Further information can be obtained by calling Jorje Geisert at 308-289-1193.
How Fundraising Helps
The wine tasting event held annually raises funds that go directly toward housing animals at the Perkins County Animal Shelter.
The costs of sheltering an animal until time for adoption is far more costly than people realize.
The average length of stay for a large dog is four months—unless it is black. Black dogs, especially if large, are the last to leave the shelter, according to Shannon Jensen, DVM. The reality of the sad trend is recognized around the country, she said.
The average length of stay for a cat is 10 months.
What is surprising is the monetary loss suffered by the clinic during the time an animal is sheltered. For example, the shelter loses approximately $23 on a female dog, if there for only one month, with no other treatment. The shelter loses approximately $10 in a month for a male dog who received no other treatment over a one-month period.
In one month, the shelter loses $110 on a female cat and $74 on a male cat that needs no other treatment.
When an animal is surrendered to the shelter, a $35 fee is charged, but is received only about half the time.
When animals are found as strays or they are brought in as a group, the shelter usually does not receive any surrender fee.
To spay a 50-pound female dog is $130. To neuter a male of the same weight is $118, plus nearly $80 in shots, de-wormer, food and cleaning supplies for each animal. In some cases the prices can exceed $40 if a dog needs dental work or a lump removed.

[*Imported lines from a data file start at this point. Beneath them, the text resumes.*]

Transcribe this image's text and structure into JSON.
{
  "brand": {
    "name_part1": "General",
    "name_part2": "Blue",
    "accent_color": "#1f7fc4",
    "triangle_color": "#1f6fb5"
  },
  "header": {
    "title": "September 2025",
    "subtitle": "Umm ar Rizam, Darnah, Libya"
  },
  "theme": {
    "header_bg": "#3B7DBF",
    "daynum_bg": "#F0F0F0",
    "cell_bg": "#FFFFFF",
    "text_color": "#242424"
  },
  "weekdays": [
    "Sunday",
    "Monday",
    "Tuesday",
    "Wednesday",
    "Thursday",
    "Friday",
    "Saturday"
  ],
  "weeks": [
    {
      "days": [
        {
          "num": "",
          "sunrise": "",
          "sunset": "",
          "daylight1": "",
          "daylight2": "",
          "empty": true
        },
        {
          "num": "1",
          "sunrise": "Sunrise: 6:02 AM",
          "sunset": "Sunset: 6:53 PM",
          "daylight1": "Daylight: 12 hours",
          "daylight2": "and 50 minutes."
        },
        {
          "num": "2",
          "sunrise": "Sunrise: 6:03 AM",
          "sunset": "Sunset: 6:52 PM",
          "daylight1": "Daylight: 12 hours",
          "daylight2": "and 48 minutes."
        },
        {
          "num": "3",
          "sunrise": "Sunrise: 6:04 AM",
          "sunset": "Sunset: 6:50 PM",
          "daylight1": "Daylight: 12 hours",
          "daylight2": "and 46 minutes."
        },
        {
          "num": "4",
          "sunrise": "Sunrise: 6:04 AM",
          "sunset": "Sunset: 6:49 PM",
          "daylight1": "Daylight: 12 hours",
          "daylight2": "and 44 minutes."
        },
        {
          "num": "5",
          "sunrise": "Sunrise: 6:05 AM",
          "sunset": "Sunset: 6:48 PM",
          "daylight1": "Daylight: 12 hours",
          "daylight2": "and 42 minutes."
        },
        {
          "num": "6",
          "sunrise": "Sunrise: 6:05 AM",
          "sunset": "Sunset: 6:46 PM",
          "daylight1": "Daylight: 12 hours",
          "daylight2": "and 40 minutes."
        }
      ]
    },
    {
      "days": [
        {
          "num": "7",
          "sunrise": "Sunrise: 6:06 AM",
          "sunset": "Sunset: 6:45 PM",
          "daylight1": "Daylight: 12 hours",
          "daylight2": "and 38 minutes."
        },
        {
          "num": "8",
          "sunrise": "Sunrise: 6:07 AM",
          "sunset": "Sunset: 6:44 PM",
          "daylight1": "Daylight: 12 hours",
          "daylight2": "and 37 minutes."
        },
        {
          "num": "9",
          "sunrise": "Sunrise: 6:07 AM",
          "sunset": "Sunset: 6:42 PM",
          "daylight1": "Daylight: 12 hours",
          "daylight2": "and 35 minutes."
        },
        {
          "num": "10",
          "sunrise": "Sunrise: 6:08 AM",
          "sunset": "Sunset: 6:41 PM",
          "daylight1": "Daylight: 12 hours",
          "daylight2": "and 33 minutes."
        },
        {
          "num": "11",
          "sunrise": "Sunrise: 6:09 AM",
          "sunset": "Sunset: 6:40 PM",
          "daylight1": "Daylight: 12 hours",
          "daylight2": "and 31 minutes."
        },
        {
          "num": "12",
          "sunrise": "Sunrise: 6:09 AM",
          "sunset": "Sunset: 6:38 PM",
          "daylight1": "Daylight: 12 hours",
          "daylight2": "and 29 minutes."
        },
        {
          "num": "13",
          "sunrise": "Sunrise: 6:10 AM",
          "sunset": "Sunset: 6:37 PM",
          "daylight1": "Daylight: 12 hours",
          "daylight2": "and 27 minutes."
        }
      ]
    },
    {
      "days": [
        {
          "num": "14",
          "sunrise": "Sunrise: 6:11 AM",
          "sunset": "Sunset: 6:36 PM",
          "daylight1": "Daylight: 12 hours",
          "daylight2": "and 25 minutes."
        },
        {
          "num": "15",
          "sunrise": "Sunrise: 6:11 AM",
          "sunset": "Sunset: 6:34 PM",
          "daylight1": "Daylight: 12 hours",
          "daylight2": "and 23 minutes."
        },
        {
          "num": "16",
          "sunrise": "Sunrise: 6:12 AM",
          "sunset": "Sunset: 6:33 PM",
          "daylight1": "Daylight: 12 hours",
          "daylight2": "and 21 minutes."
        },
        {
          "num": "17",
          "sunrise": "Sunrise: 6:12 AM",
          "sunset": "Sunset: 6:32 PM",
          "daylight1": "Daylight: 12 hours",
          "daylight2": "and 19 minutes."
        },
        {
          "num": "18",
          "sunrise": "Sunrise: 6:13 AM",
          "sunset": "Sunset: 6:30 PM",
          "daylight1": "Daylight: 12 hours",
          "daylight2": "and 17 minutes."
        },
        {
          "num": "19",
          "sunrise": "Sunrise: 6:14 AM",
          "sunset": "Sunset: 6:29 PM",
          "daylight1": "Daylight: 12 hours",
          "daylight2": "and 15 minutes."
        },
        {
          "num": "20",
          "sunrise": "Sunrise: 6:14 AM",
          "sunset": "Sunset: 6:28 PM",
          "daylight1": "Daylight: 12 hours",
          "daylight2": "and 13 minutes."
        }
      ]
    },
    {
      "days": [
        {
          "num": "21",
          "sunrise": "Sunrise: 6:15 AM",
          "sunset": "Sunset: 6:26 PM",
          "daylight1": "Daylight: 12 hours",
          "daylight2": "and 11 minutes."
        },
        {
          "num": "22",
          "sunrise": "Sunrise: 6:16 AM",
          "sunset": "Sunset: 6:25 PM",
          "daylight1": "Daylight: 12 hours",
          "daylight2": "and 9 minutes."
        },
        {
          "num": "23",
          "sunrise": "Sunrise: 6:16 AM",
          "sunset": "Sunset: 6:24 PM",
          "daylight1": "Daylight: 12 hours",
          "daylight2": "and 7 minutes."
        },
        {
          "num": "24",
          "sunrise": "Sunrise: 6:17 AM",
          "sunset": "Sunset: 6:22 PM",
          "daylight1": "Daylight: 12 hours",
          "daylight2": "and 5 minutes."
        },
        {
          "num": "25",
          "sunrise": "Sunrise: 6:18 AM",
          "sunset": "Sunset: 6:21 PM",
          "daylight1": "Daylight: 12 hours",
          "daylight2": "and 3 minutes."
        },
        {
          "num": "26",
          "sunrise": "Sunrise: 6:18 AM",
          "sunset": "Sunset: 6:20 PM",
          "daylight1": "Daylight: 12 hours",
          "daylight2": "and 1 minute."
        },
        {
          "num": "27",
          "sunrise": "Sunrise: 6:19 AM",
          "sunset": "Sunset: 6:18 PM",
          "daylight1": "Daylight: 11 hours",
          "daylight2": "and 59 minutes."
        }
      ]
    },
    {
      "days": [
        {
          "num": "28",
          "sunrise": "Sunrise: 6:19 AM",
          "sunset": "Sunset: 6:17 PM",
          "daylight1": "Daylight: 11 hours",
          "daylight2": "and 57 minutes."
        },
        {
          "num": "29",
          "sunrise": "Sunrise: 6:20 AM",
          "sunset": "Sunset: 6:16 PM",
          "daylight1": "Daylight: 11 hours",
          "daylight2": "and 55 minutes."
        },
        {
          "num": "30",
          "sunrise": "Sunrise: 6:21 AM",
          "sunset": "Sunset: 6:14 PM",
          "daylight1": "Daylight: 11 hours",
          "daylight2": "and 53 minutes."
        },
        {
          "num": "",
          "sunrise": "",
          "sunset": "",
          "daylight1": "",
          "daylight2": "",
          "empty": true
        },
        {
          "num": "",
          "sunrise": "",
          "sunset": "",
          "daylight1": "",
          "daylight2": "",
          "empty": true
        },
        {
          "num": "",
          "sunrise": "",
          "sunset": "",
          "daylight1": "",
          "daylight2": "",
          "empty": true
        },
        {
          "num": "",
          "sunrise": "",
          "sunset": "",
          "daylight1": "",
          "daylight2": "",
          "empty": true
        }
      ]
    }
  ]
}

The cost of spaying a female cat is $95. The cost of neutering a male cat is $60 and all of the shots, tests, food and supplies run close to $90.